Overproduction essentially means that you are manufacturing more of a product or service than is needed or wanted. Production requires power, capacity, heating, lighting, water – all the elements which keep the factory open. But it also consumes materials, coolants, lubricants and tooling… everything that goes into manufacturing the product. When you overproduce, this becomes waste. It is usually a cost mindset that drives businesses to promote overproduction. Naturally, you want to make the most out of what you have; the people you’ve hired, the machines you’ve purchased, the money your shareholders have invested, etc. To minimise costs, you need to utilise your capacity/resources as effectively as possible. If the priority is efficiency, you will be tempted to run big batches and large quantities through production and have fewer changeovers and setups. Chopping and changing jobs jeopardises your capacity, output, and your costs. On the other side, in order to match your capabilities to your customer orders (protect your Throughput – defined in this article) you should only make the amount that is needed. In this case, you need to allow for changeovers, or short production runs. You are only looking to produce what the customer wants at this time. This presents you with a dilemma. To make the most of what is available to you, you want to promote producing larger quantities. But that means that you are not switching to the next urgent order. This is not taking care of the customer; you are overproducing. However, if you only make what is needed for the customer, you will lose output. You will have to allow for more changeovers and lose efficiency.

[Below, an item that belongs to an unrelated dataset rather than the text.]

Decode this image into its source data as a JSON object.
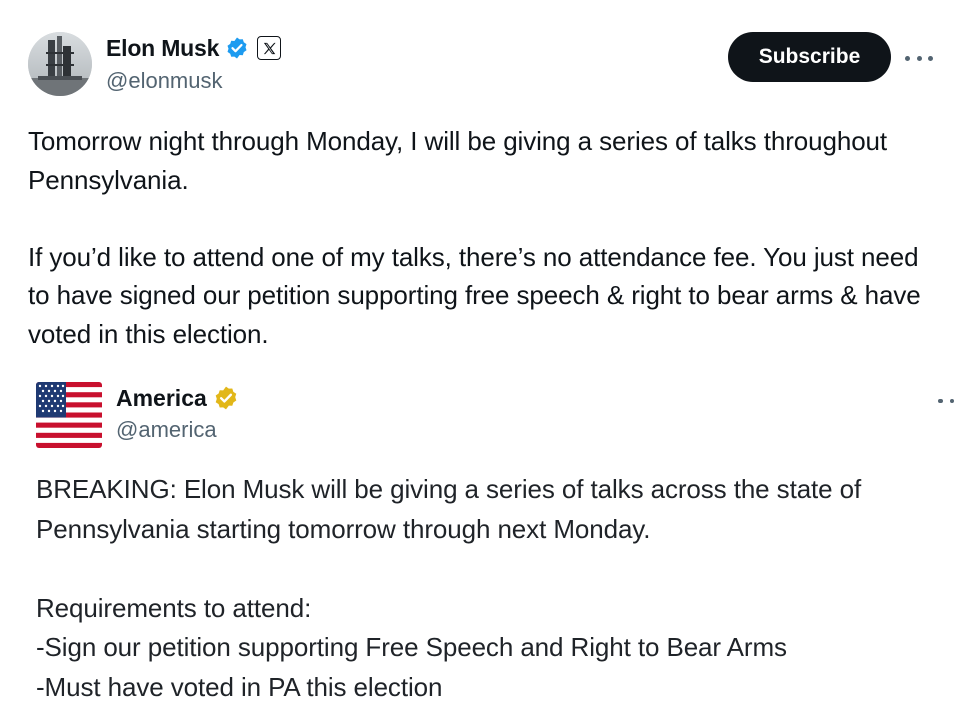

It’s difficult to manage capacity to produce enough output to keep costs under control and ensure 100% of customers are happy. This is the key to avoiding overproducing. Working on finding the balance will not only benefit your business through happy customers and efficient production but will also reduce the waste which negatively impacts the environment; it’s a win-win.

Goldratt UK help organisations manage this dilemma through finding the capacity to do both. We help find the extra capacity hidden in your organisation. So, for no extra cost, you can reduce overproduction, be more sustainable and have more satisfied customers.

The second waste, inventory, is related but not the same. When you overproduce, the number of pieces in the batch/on the palette/in the warehouse increases. This means you will have higher levels of inventory. To keep costs under control in this case, you should want to keep your inventory as low as possible. Higher inventory levels (Poorer Inventory Turns) means you must continue to warehouse it which has costs attached. So, from a cost mindset you want to keep inventory nice and low. However, the danger is that if inventory is too low, you can miss sales and customers are left unsatisfied. So, you must make sure there are always products available for customers to buy – this tempts you to maintain high inventory levels…

Another danger to having excess inventory is that it is potentially damaging to the environment when you consider the packaging, transportation, storage, and everything that comes along with it.

Goldratt UK works with stocking environments to reduce the levels of Purchased Goods, Work-in-Process, Raw Materials and Finished Goods Inventory without jeopardising output and sales. Get in touch if you would like to talk to us about that.

There are numerous ways businesses can be more environmentally sustainable. Replacing vehicle fleets with new electric vans and trucks for example or purchasing carbon offsets. However, you don’t need to invest money to become more sustainable. Simply reducing company waste through avoiding overproduction or not going overboard on inventory, can help to protect the environment. Prioritising the planet can have a positive impact on profit; make sure your business takes advantage of this special competitive edge.

By Lauren Wiles and Phil Snelgrove